■ **BRIEF**: Your answer must be the records below, printed exactly.

■ **DATA PROVIDED**:

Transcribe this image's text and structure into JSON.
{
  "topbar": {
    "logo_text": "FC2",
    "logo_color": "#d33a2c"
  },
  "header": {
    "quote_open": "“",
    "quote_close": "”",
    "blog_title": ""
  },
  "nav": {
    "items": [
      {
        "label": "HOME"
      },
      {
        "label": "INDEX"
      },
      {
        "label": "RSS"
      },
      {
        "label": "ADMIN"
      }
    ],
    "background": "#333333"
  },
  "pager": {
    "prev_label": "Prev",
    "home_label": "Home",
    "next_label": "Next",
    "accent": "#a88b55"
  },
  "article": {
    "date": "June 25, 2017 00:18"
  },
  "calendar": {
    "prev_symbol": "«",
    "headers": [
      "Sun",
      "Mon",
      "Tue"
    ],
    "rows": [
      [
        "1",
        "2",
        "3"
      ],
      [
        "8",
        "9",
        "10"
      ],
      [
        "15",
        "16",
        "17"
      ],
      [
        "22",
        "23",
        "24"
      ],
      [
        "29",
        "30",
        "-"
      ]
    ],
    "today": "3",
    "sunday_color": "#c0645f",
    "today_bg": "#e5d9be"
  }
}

■ **RESPONSE BOX**:
Transcribe this image's text and structure into JSON.
{
  "topbar": {
    "logo_text": "FC2",
    "logo_color": "#d33a2c"
  },
  "header": {
    "quote_open": "“",
    "quote_close": "”",
    "blog_title": ""
  },
  "nav": {
    "items": [
      {
        "label": "HOME"
      },
      {
        "label": "INDEX"
      },
      {
        "label": "RSS"
      },
      {
        "label": "ADMIN"
      }
    ],
    "background": "#333333"
  },
  "pager": {
    "prev_label": "Prev",
    "home_label": "Home",
    "next_label": "Next",
    "accent": "#a88b55"
  },
  "article": {
    "date": "June 25, 2017 00:18"
  },
  "calendar": {
    "prev_symbol": "«",
    "headers": [
      "Sun",
      "Mon",
      "Tue"
    ],
    "rows": [
      [
        "1",
        "2",
        "3"
      ],
      [
        "8",
        "9",
        "10"
      ],
      [
        "15",
        "16",
        "17"
      ],
      [
        "22",
        "23",
        "24"
      ],
      [
        "29",
        "30",
        "-"
      ]
    ],
    "today": "3",
    "sunday_color": "#c0645f",
    "today_bg": "#e5d9be"
  }
}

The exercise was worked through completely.